The Iranian foreign minister, Javad Zarif, is under pressure in Tehran to admit that his nuclear negotiations with the Americans have been a failure. His critics cite remaining US sanctions and less-than-hoped return of foreign business interests into Iran as key grievances.
One Iranian newspaper, Kayhan, reported that a member of the Iranian parliament’s committee on foreign affairs had heard Zarif describe US Secretary of State John Kerry as “untrustworthy.” According to the report, Zarif had said that Kerry’s many personal promises to him were all proven to be “lies” and as result Zarif no longer could be seen with Kerry.

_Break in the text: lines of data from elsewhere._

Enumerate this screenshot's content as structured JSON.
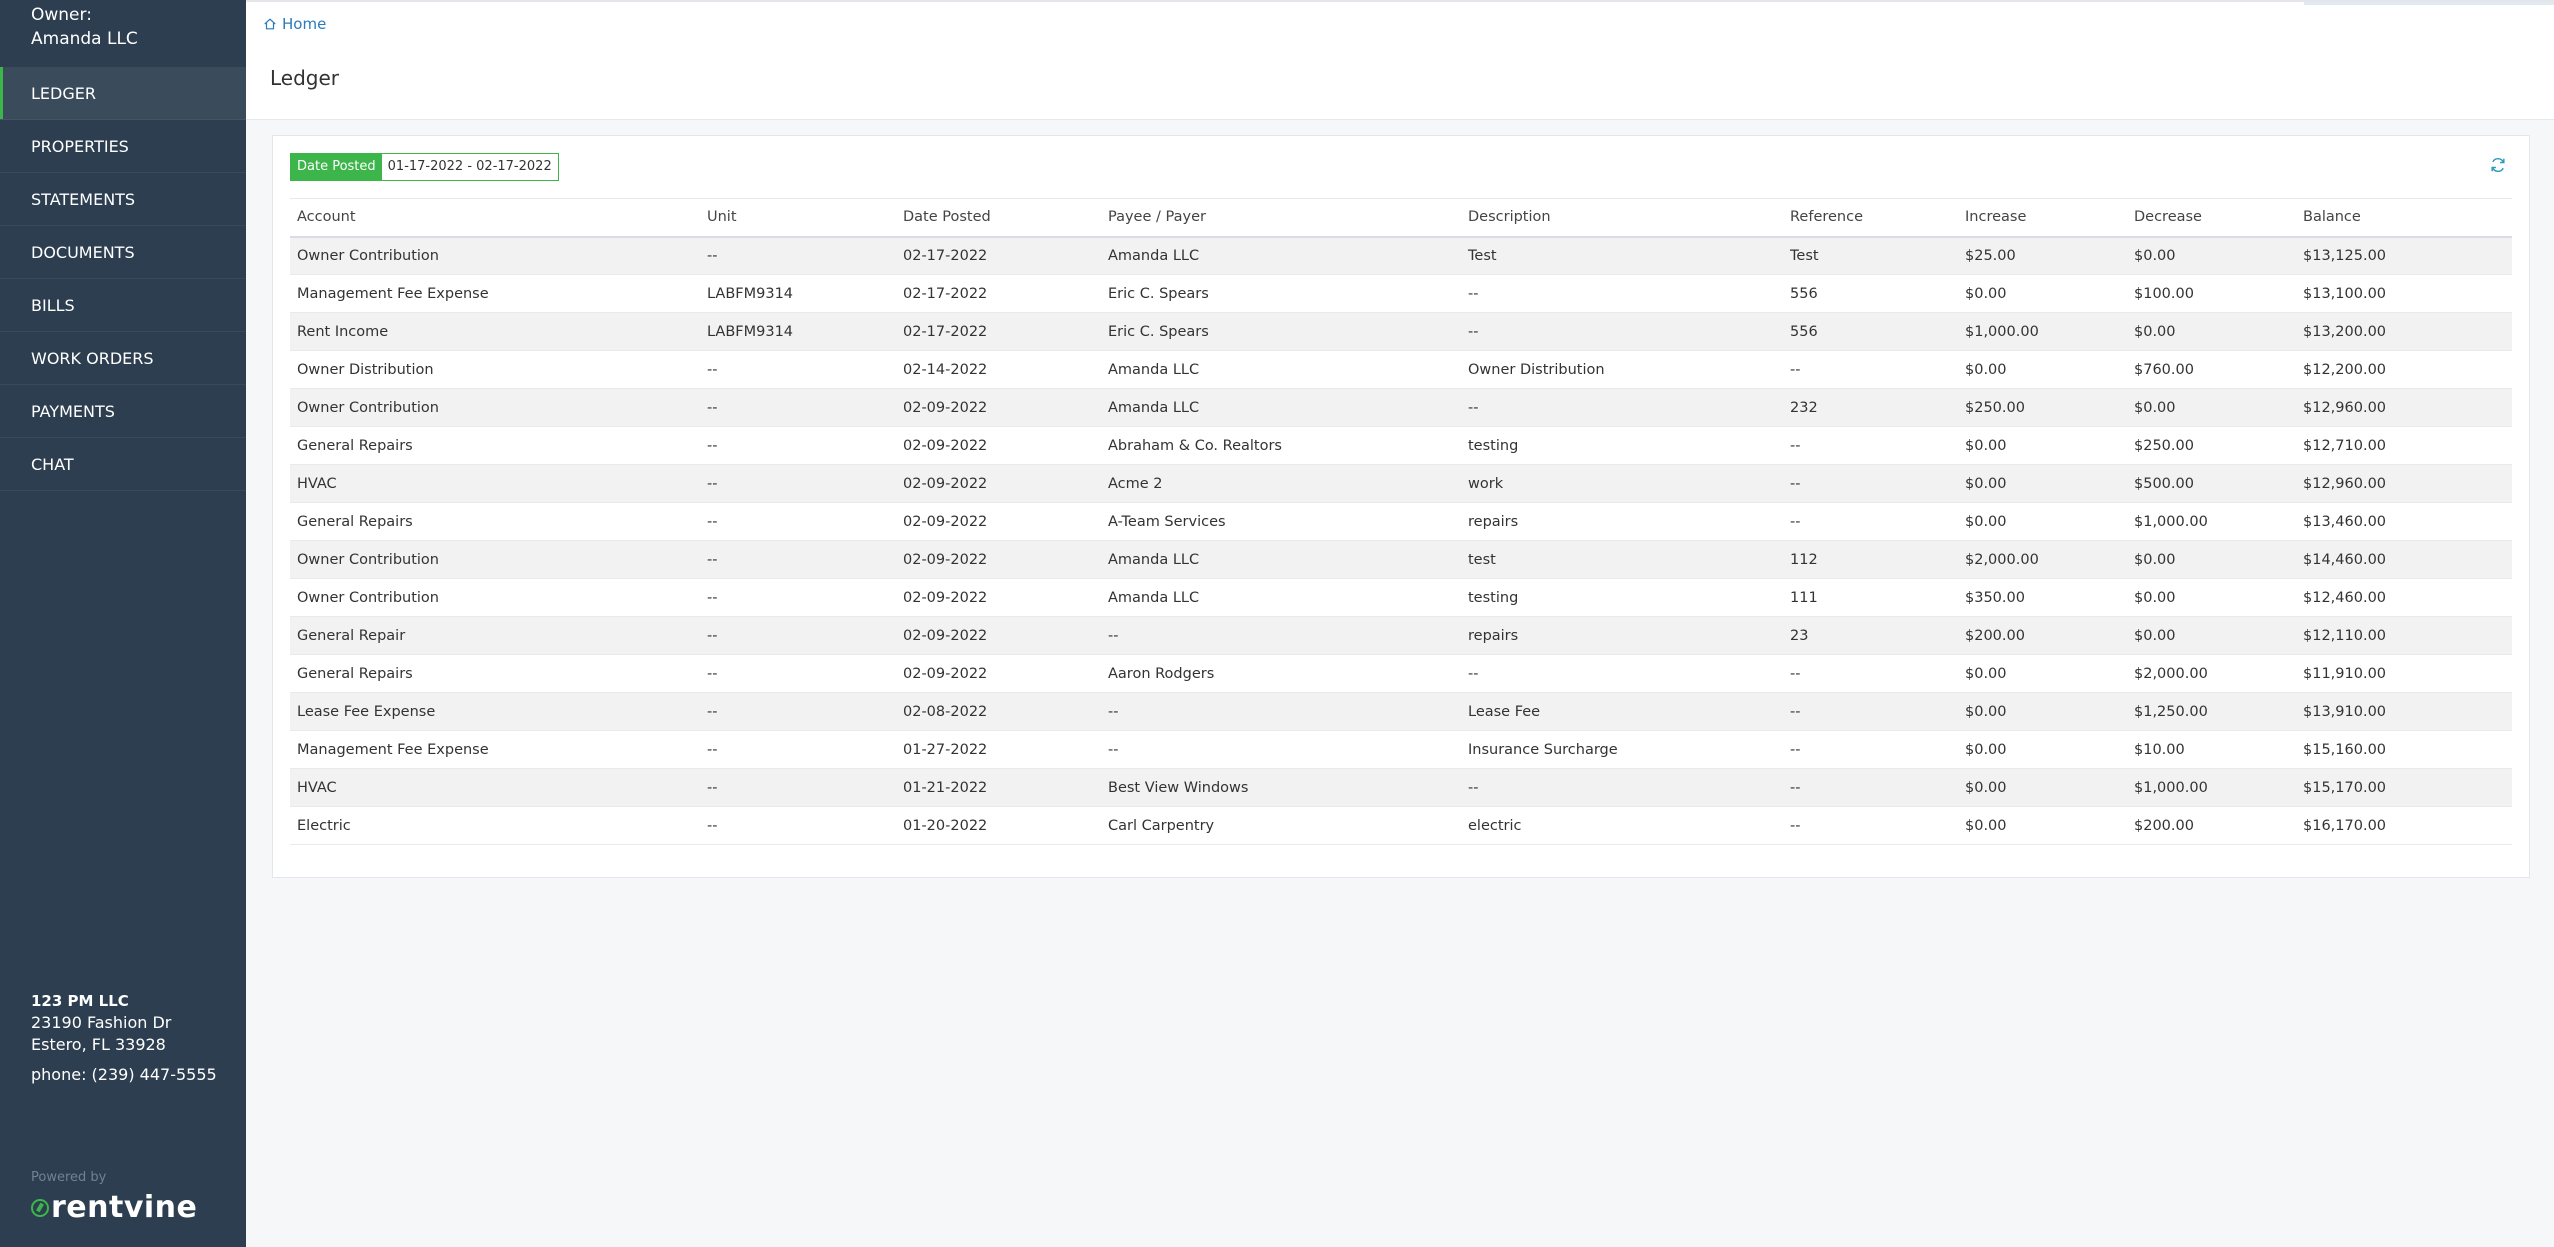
{
  "sidebar": {
    "owner_label": "Owner:",
    "owner_name": "Amanda LLC",
    "items": [
      {
        "label": "LEDGER"
      },
      {
        "label": "PROPERTIES"
      },
      {
        "label": "STATEMENTS"
      },
      {
        "label": "DOCUMENTS"
      },
      {
        "label": "BILLS"
      },
      {
        "label": "WORK ORDERS"
      },
      {
        "label": "PAYMENTS"
      },
      {
        "label": "CHAT"
      }
    ],
    "active_index": 0,
    "company": {
      "name": "123 PM LLC",
      "address1": "23190 Fashion Dr",
      "address2": "Estero, FL 33928",
      "phone": "phone: (239) 447-5555"
    },
    "powered_by": "Powered by",
    "logo_text": "rentvine"
  },
  "header": {
    "breadcrumb": "Home",
    "title": "Ledger"
  },
  "filter": {
    "label": "Date Posted",
    "value": "01-17-2022 - 02-17-2022"
  },
  "table": {
    "columns": [
      "Account",
      "Unit",
      "Date Posted",
      "Payee / Payer",
      "Description",
      "Reference",
      "Increase",
      "Decrease",
      "Balance"
    ],
    "rows": [
      [
        "Owner Contribution",
        "--",
        "02-17-2022",
        "Amanda LLC",
        "Test",
        "Test",
        "$25.00",
        "$0.00",
        "$13,125.00"
      ],
      [
        "Management Fee Expense",
        "LABFM9314",
        "02-17-2022",
        "Eric C. Spears",
        "--",
        "556",
        "$0.00",
        "$100.00",
        "$13,100.00"
      ],
      [
        "Rent Income",
        "LABFM9314",
        "02-17-2022",
        "Eric C. Spears",
        "--",
        "556",
        "$1,000.00",
        "$0.00",
        "$13,200.00"
      ],
      [
        "Owner Distribution",
        "--",
        "02-14-2022",
        "Amanda LLC",
        "Owner Distribution",
        "--",
        "$0.00",
        "$760.00",
        "$12,200.00"
      ],
      [
        "Owner Contribution",
        "--",
        "02-09-2022",
        "Amanda LLC",
        "--",
        "232",
        "$250.00",
        "$0.00",
        "$12,960.00"
      ],
      [
        "General Repairs",
        "--",
        "02-09-2022",
        "Abraham & Co. Realtors",
        "testing",
        "--",
        "$0.00",
        "$250.00",
        "$12,710.00"
      ],
      [
        "HVAC",
        "--",
        "02-09-2022",
        "Acme 2",
        "work",
        "--",
        "$0.00",
        "$500.00",
        "$12,960.00"
      ],
      [
        "General Repairs",
        "--",
        "02-09-2022",
        "A-Team Services",
        "repairs",
        "--",
        "$0.00",
        "$1,000.00",
        "$13,460.00"
      ],
      [
        "Owner Contribution",
        "--",
        "02-09-2022",
        "Amanda LLC",
        "test",
        "112",
        "$2,000.00",
        "$0.00",
        "$14,460.00"
      ],
      [
        "Owner Contribution",
        "--",
        "02-09-2022",
        "Amanda LLC",
        "testing",
        "111",
        "$350.00",
        "$0.00",
        "$12,460.00"
      ],
      [
        "General Repair",
        "--",
        "02-09-2022",
        "--",
        "repairs",
        "23",
        "$200.00",
        "$0.00",
        "$12,110.00"
      ],
      [
        "General Repairs",
        "--",
        "02-09-2022",
        "Aaron Rodgers",
        "--",
        "--",
        "$0.00",
        "$2,000.00",
        "$11,910.00"
      ],
      [
        "Lease Fee Expense",
        "--",
        "02-08-2022",
        "--",
        "Lease Fee",
        "--",
        "$0.00",
        "$1,250.00",
        "$13,910.00"
      ],
      [
        "Management Fee Expense",
        "--",
        "01-27-2022",
        "--",
        "Insurance Surcharge",
        "--",
        "$0.00",
        "$10.00",
        "$15,160.00"
      ],
      [
        "HVAC",
        "--",
        "01-21-2022",
        "Best View Windows",
        "--",
        "--",
        "$0.00",
        "$1,000.00",
        "$15,170.00"
      ],
      [
        "Electric",
        "--",
        "01-20-2022",
        "Carl Carpentry",
        "electric",
        "--",
        "$0.00",
        "$200.00",
        "$16,170.00"
      ]
    ]
  },
  "colors": {
    "sidebar_bg": "#2c3e50",
    "accent_green": "#3cb54a",
    "link_blue": "#2a7bbd"
  },
  "icons": {
    "breadcrumb": "home-icon",
    "refresh": "refresh-icon",
    "logo": "rentvine-leaf-icon"
  }
}
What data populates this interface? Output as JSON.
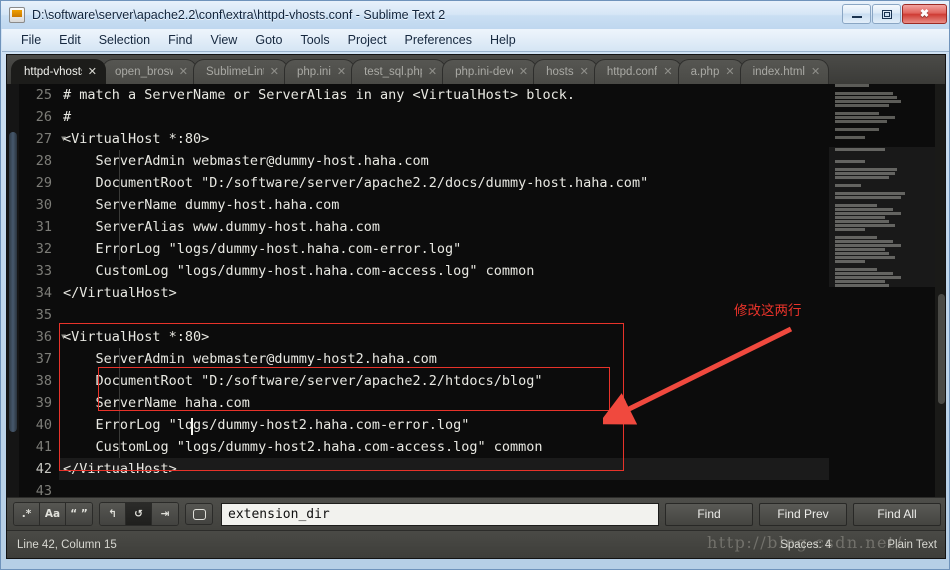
{
  "window": {
    "title": "D:\\software\\server\\apache2.2\\conf\\extra\\httpd-vhosts.conf - Sublime Text 2",
    "minimize_label": "–",
    "maximize_label": "▣",
    "close_label": "✕"
  },
  "menu": {
    "items": [
      "File",
      "Edit",
      "Selection",
      "Find",
      "View",
      "Goto",
      "Tools",
      "Project",
      "Preferences",
      "Help"
    ]
  },
  "tabs": [
    {
      "label": "httpd-vhosts",
      "close": "✕",
      "active": true
    },
    {
      "label": "open_broswe",
      "close": "✕",
      "active": false
    },
    {
      "label": "SublimeLinte",
      "close": "✕",
      "active": false
    },
    {
      "label": "php.ini",
      "close": "✕",
      "active": false
    },
    {
      "label": "test_sql.php",
      "close": "✕",
      "active": false
    },
    {
      "label": "php.ini-deve",
      "close": "✕",
      "active": false
    },
    {
      "label": "hosts",
      "close": "✕",
      "active": false
    },
    {
      "label": "httpd.conf",
      "close": "✕",
      "active": false
    },
    {
      "label": "a.php",
      "close": "✕",
      "active": false
    },
    {
      "label": "index.html",
      "close": "✕",
      "active": false
    }
  ],
  "editor": {
    "lines": [
      {
        "num": "25",
        "text": "# match a ServerName or ServerAlias in any <VirtualHost> block.",
        "fold": false,
        "current": false
      },
      {
        "num": "26",
        "text": "#",
        "fold": false,
        "current": false
      },
      {
        "num": "27",
        "text": "<VirtualHost *:80>",
        "fold": true,
        "current": false
      },
      {
        "num": "28",
        "text": "    ServerAdmin webmaster@dummy-host.haha.com",
        "fold": false,
        "current": false
      },
      {
        "num": "29",
        "text": "    DocumentRoot \"D:/software/server/apache2.2/docs/dummy-host.haha.com\"",
        "fold": false,
        "current": false
      },
      {
        "num": "30",
        "text": "    ServerName dummy-host.haha.com",
        "fold": false,
        "current": false
      },
      {
        "num": "31",
        "text": "    ServerAlias www.dummy-host.haha.com",
        "fold": false,
        "current": false
      },
      {
        "num": "32",
        "text": "    ErrorLog \"logs/dummy-host.haha.com-error.log\"",
        "fold": false,
        "current": false
      },
      {
        "num": "33",
        "text": "    CustomLog \"logs/dummy-host.haha.com-access.log\" common",
        "fold": false,
        "current": false
      },
      {
        "num": "34",
        "text": "</VirtualHost>",
        "fold": false,
        "current": false
      },
      {
        "num": "35",
        "text": "",
        "fold": false,
        "current": false
      },
      {
        "num": "36",
        "text": "<VirtualHost *:80>",
        "fold": true,
        "current": false
      },
      {
        "num": "37",
        "text": "    ServerAdmin webmaster@dummy-host2.haha.com",
        "fold": false,
        "current": false
      },
      {
        "num": "38",
        "text": "    DocumentRoot \"D:/software/server/apache2.2/htdocs/blog\"",
        "fold": false,
        "current": false
      },
      {
        "num": "39",
        "text": "    ServerName haha.com",
        "fold": false,
        "current": false
      },
      {
        "num": "40",
        "text": "    ErrorLog \"logs/dummy-host2.haha.com-error.log\"",
        "fold": false,
        "current": false
      },
      {
        "num": "41",
        "text": "    CustomLog \"logs/dummy-host2.haha.com-access.log\" common",
        "fold": false,
        "current": false
      },
      {
        "num": "42",
        "text": "</VirtualHost>",
        "fold": false,
        "current": true
      },
      {
        "num": "43",
        "text": "",
        "fold": false,
        "current": false
      }
    ],
    "fold_glyph": "▼"
  },
  "annotation": {
    "text": "修改这两行",
    "color": "#e8332a"
  },
  "find": {
    "value": "extension_dir",
    "placeholder": "Find",
    "options": [
      {
        "name": "regex",
        "label": ".*",
        "on": false
      },
      {
        "name": "case-sensitive",
        "label": "Aa",
        "on": false
      },
      {
        "name": "whole-word",
        "label": "“ ”",
        "on": false
      }
    ],
    "modes": [
      {
        "name": "wrap",
        "label": "↰",
        "on": false
      },
      {
        "name": "in-selection",
        "label": "↺",
        "on": true
      },
      {
        "name": "highlight",
        "label": "⇥",
        "on": false
      }
    ],
    "buttons": [
      "Find",
      "Find Prev",
      "Find All"
    ]
  },
  "status": {
    "position": "Line 42, Column 15",
    "indent": "Spaces: 4",
    "syntax": "Plain Text",
    "watermark": "http://blog.csdn.net/"
  }
}
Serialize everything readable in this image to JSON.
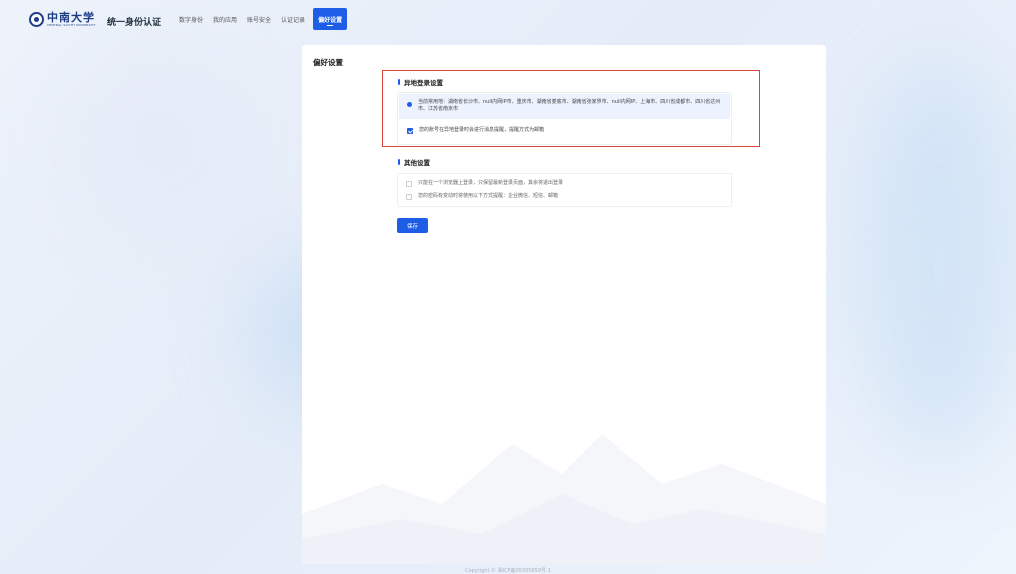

Elsewhere, hardliners are asking Zarif to “admit and learn from his historic mistake” in negotiating the nuclear deal with the United States. The same hardliners are also urging for a crackdown on both the local opposition – including the hanging of opposition leaders – and for Iran to intensify its expansionist policies in the region.
Across the political spectrum in Tehran, an unrealistic expectation about the anticipated payout from the 2015 nuclear deal continues to exist. According to this expectation, the nuclear deal was supposed to, at a stroke of the pen, normalize Iran’s diplomatic and economic relations with the rest of the world. This is entirely unrealistic. As had been pledged as part of the deal, much of the international sanctions on Iran has been lifted. The fact that the international business community is still reluctant to enter Iran is because Tehran continues to pursue disoriented, repressive and militaristic policies at home and in the region.